In the last year, many of the higher end server motherboards have started to feature built in back door management via Ethernet. This feature allows a user to power up/down, observe the video output and attach their local laptop or desktop keyboard and so on, ALL without running the operating system. As this new remote management capability is integrated with the server BIOS and is effectively a standalone management system all unto itself, users can even configure expansion BIOS features on add-in cards and the main system BIOS itself – all remotely.
Here we review one approach using off the shelf systems based on a generally available motherboard from SuperMicro.
SuperMicro X8DT6-F Remote Management
The X8DT6-F motherboard model comes with an integrated Baseboard Management Controller (BMC) device made by Nuvoton/Winbond (model WPCM450). Once the power is connected to the server chassis, even if the server itself is still turned off, this device is always on. It provides VGA graphics, keyboard/mouse and other media 9CD-ROM, floppy) redirection from a remote Ethernet connected laptop of desktop allowing you to do pretty much everything remotely (other than plugging in physical devices or add-in cards of course). This BMC device is closely tied in with the AMI BIOS installed in the server motherboard allowing users to pretty much get into the guts of the machine right down to BIOS level – all remotely.
What I liked about the SuperMicro BMC feature was, once up and running, it was easy and intuitive to use and didn’t require any access to a manual other than at initial setup.
So with the server power plugged in (but not turned on), I returned to my laptop to start the bring up process. I chose deliberately not to connect a monitor or keyboard to the server to see just how easy the configuration would be.
By default, the BMC controller uses DHCP to acquire its address from the available gateway. In my case, 192.168.1.1 is the standard device. My first task was to log into my router to establish which IP address had been assigned which was probably the most cumbersome step involved. The alternative if you have a monitor attached to the server for the bringup is to use the system BIOS option to set up the IP address under the BMC/IPMI settings. Once I had the address, I simply typed in the http://192.168.1.xxx address into my system and arrived at the login screen of the BMC on the motherboard. Simple as that – no agents to install on my system – nice.
Next task was to find out what the default user password was. Turned out the motherboard user’s manual provided (v1.0) did not have any real information on the software user interface. After a relatively quick search on SuperMicro’s website I eventually found the “Onboard BMC/IPMI User Manual” v1.0 guide which provided the default ADMIN/ADMIN user-password combination to get me started. First thing, as always, was to change the default DHCP network address to a static one, 192.168.1.220 in this case.
This was easy to find under the Configuration tab along the top, and the Network option down the left hand side of the menu. (Note: as mentioned earlier, this is also possible to do via the standard BIOS configuration screen with a monitor/keyboard directly attached to the server if available).
Turning the Server On
Next step was to power up the server.

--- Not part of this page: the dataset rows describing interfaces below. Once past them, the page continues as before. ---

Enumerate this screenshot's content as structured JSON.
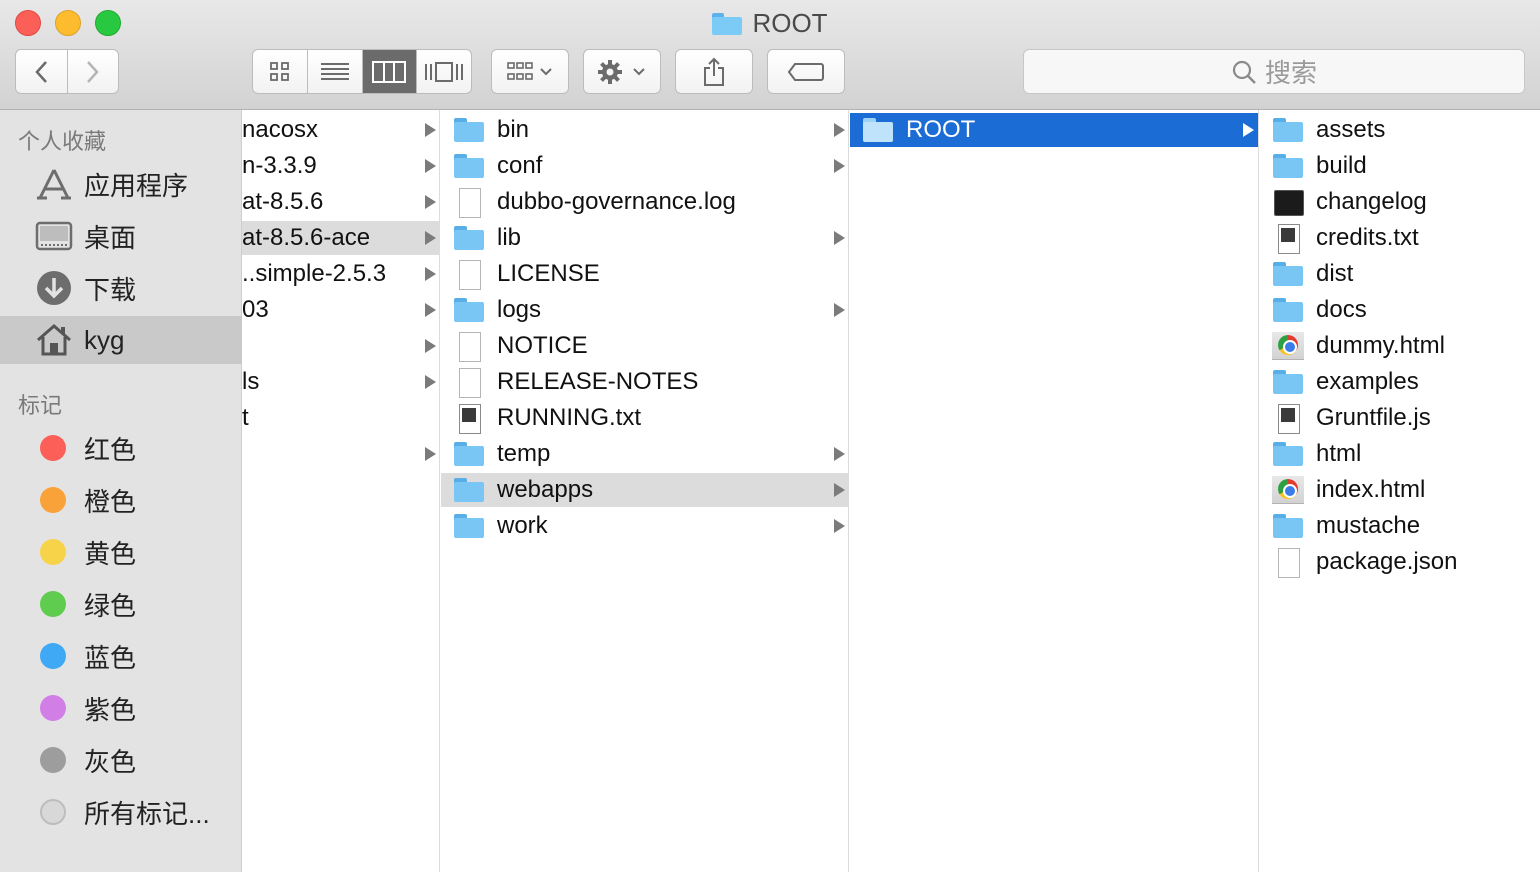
{
  "window": {
    "title": "ROOT"
  },
  "toolbar": {
    "search_placeholder": "搜索"
  },
  "sidebar": {
    "favorites_header": "个人收藏",
    "favorites": [
      {
        "label": "应用程序",
        "icon": "applications-icon"
      },
      {
        "label": "桌面",
        "icon": "desktop-icon"
      },
      {
        "label": "下载",
        "icon": "downloads-icon"
      },
      {
        "label": "kyg",
        "icon": "home-icon",
        "selected": true
      }
    ],
    "tags_header": "标记",
    "tags": [
      {
        "label": "红色",
        "color": "#fc5f57"
      },
      {
        "label": "橙色",
        "color": "#f9a23a"
      },
      {
        "label": "黄色",
        "color": "#f7d34a"
      },
      {
        "label": "绿色",
        "color": "#5fcb4f"
      },
      {
        "label": "蓝色",
        "color": "#3fa9f5"
      },
      {
        "label": "紫色",
        "color": "#d17ee6"
      },
      {
        "label": "灰色",
        "color": "#9d9d9d"
      },
      {
        "label": "所有标记...",
        "color": "#d8d8d8"
      }
    ]
  },
  "columns": {
    "col1": [
      {
        "label": "nacosx"
      },
      {
        "label": "n-3.3.9"
      },
      {
        "label": "at-8.5.6"
      },
      {
        "label": "at-8.5.6-ace"
      },
      {
        "label": "..simple-2.5.3"
      },
      {
        "label": "03"
      },
      {
        "label": ""
      },
      {
        "label": "ls"
      },
      {
        "label": "t"
      },
      {
        "label": ""
      }
    ],
    "col2": [
      {
        "label": "bin",
        "type": "folder"
      },
      {
        "label": "conf",
        "type": "folder"
      },
      {
        "label": "dubbo-governance.log",
        "type": "doc"
      },
      {
        "label": "lib",
        "type": "folder"
      },
      {
        "label": "LICENSE",
        "type": "doc"
      },
      {
        "label": "logs",
        "type": "folder"
      },
      {
        "label": "NOTICE",
        "type": "doc"
      },
      {
        "label": "RELEASE-NOTES",
        "type": "doc"
      },
      {
        "label": "RUNNING.txt",
        "type": "txt"
      },
      {
        "label": "temp",
        "type": "folder"
      },
      {
        "label": "webapps",
        "type": "folder"
      },
      {
        "label": "work",
        "type": "folder"
      }
    ],
    "col3": [
      {
        "label": "ROOT",
        "type": "folder"
      }
    ],
    "col4": [
      {
        "label": "assets",
        "type": "folder"
      },
      {
        "label": "build",
        "type": "folder"
      },
      {
        "label": "changelog",
        "type": "term"
      },
      {
        "label": "credits.txt",
        "type": "txt"
      },
      {
        "label": "dist",
        "type": "folder"
      },
      {
        "label": "docs",
        "type": "folder"
      },
      {
        "label": "dummy.html",
        "type": "chrome"
      },
      {
        "label": "examples",
        "type": "folder"
      },
      {
        "label": "Gruntfile.js",
        "type": "txt"
      },
      {
        "label": "html",
        "type": "folder"
      },
      {
        "label": "index.html",
        "type": "chrome"
      },
      {
        "label": "mustache",
        "type": "folder"
      },
      {
        "label": "package.json",
        "type": "doc"
      }
    ]
  }
}
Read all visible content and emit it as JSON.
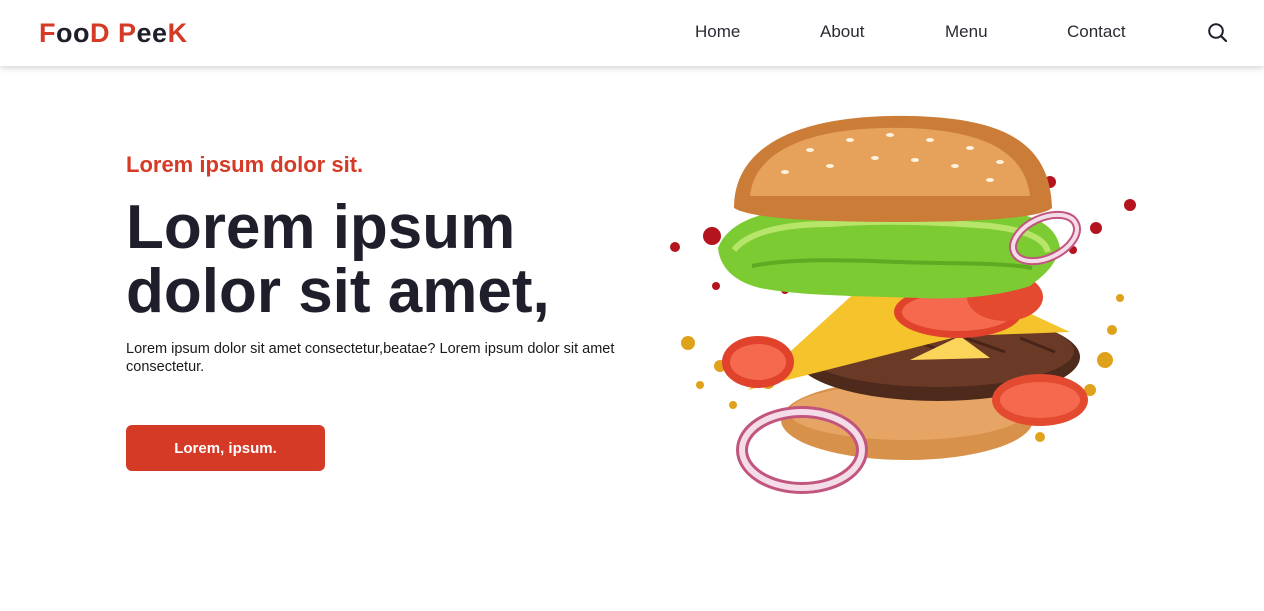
{
  "nav": {
    "logo": {
      "p1": "F",
      "p2": "oo",
      "p3": "D",
      "p4": " ",
      "p5": "P",
      "p6": "ee",
      "p7": "K"
    },
    "links": [
      "Home",
      "About",
      "Menu",
      "Contact"
    ],
    "search_icon": "search-icon"
  },
  "hero": {
    "kicker": "Lorem ipsum dolor sit.",
    "headline": "Lorem ipsum dolor sit amet,",
    "description": "Lorem ipsum dolor sit amet consectetur,beatae? Lorem ipsum dolor sit amet consectetur.",
    "cta_label": "Lorem, ipsum.",
    "image": "burger-image"
  },
  "colors": {
    "accent": "#d43a26",
    "text_dark": "#1f1e2b",
    "background": "#ffffff"
  }
}
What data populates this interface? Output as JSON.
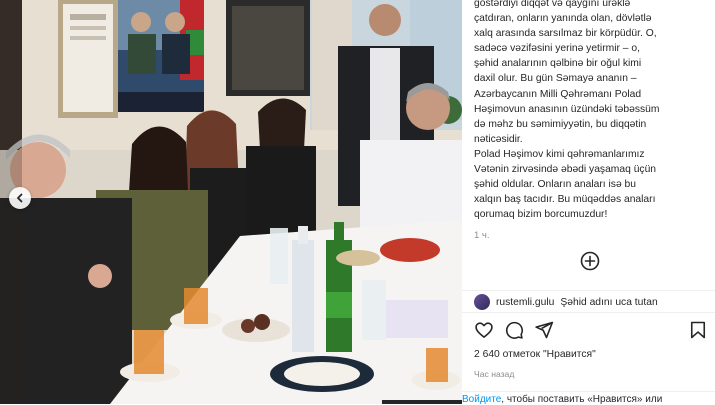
{
  "caption": {
    "lines": [
      "göstərdiyi diqqət və qayğını ürəklə",
      "çatdıran, onların yanında olan, dövlətlə",
      "xalq arasında sarsılmaz bir körpüdür. O,",
      "sadəcə vəzifəsini yerinə yetirmir – o,",
      "şəhid analarının qəlbinə bir oğul kimi",
      "daxil olur. Bu gün Səmayə ananın –",
      "Azərbaycanın Milli Qəhrəmanı Polad",
      "Həşimovun anasının üzündəki təbəssüm",
      "də məhz bu səmimiyyətin, bu diqqətin",
      "nəticəsidir.",
      "Polad Həşimov kimi qəhrəmanlarımız",
      "Vətənin zirvəsində əbədi yaşamaq üçün",
      "şəhid oldular. Onların anaları isə bu",
      "xalqın baş tacıdır. Bu müqəddəs anaları",
      "qorumaq bizim borcumuzdur!"
    ],
    "time": "1 ч."
  },
  "comment": {
    "user": "rustemli.gulu",
    "text": "Şəhid adını uca tutan"
  },
  "likes": "2 640 отметок \"Нравится\"",
  "posted_ago": "Час назад",
  "login": {
    "link": "Войдите",
    "text": ", чтобы поставить «Нравится» или"
  },
  "icons": {
    "like": "heart-icon",
    "comment": "comment-icon",
    "share": "share-icon",
    "save": "bookmark-icon",
    "more": "plus-circle-icon",
    "prev": "chevron-left-icon"
  },
  "colors": {
    "link": "#0095f6",
    "muted": "#8e8e8e",
    "text": "#262626"
  }
}
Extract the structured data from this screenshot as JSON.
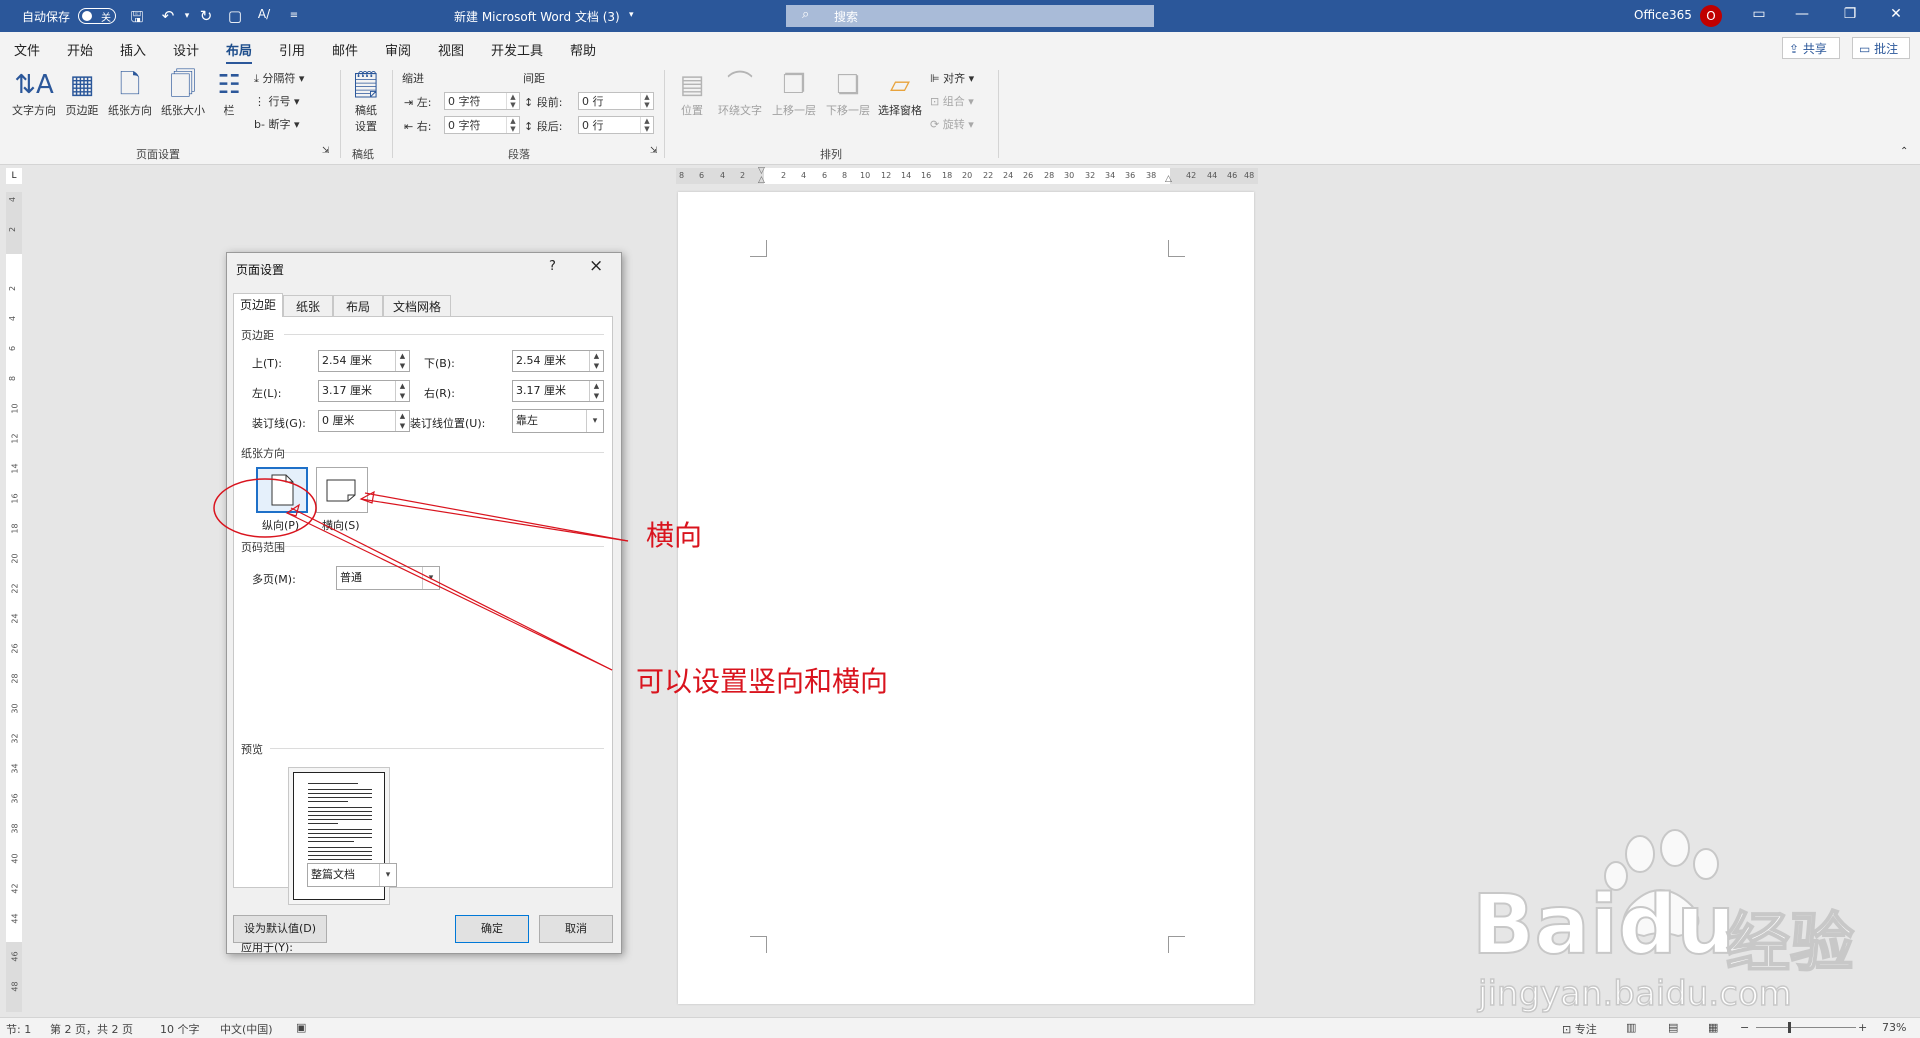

Power control, along with a JAVA based console application, was found under the Remote Control tab along the top. A simple set of options are presented which range from power on, off – immediate (i.e. kill switch), off-orderly (i.e. O/S sent the correct signals to shut down gracefully), reset (same as the front panel reset) and power cycle (turn off then back on). Before I turned on the machine, I wanted to be able to observe the screen virtually from my laptop to make sure all was well and also gain access to the BIOS, etc to ensure several settings were correct. To do this, I had to go to the Remote Console option on the Remote Control tab which prompted me with a Launch Console option button.
Running the Console
Firing up the console immediately kicked in the JAVA application. If you don’t have this installed, you’ll need to go to http://www.java.com to download and install to use the VGA and keyboard redirection capability. Once running, you now have VGA, keyboard, mouse and CDROM/floppy redirection capability direct from your laptop or remote PC. Using the console you are able to enter the system BIOS, and also configure any add-in cards such as RAID adapters (including the onboard LSI 2008E SAS controller included with this motherboard), SAN HBAs and so on.
Most importantly, once you have all the hardware configured, using your local CD-ROM, you are able to mount this as a bootable device via the console via the Media pull down menu and install your operating system, or as I did, the installable version of VMware ESXi.
Remote server management via Ethernet has made my life so much easier. Granted, this was an experimental server, but being able to put this noisy beast (and it is noisy – triple power supply, 3U/16 rackmount), in my garage and power the thing up and down, install different OSes including VMware all remotely was cool. About the only time I visit my poor hardware now is to add a drive or maybe put another add-in card for testing from time to time.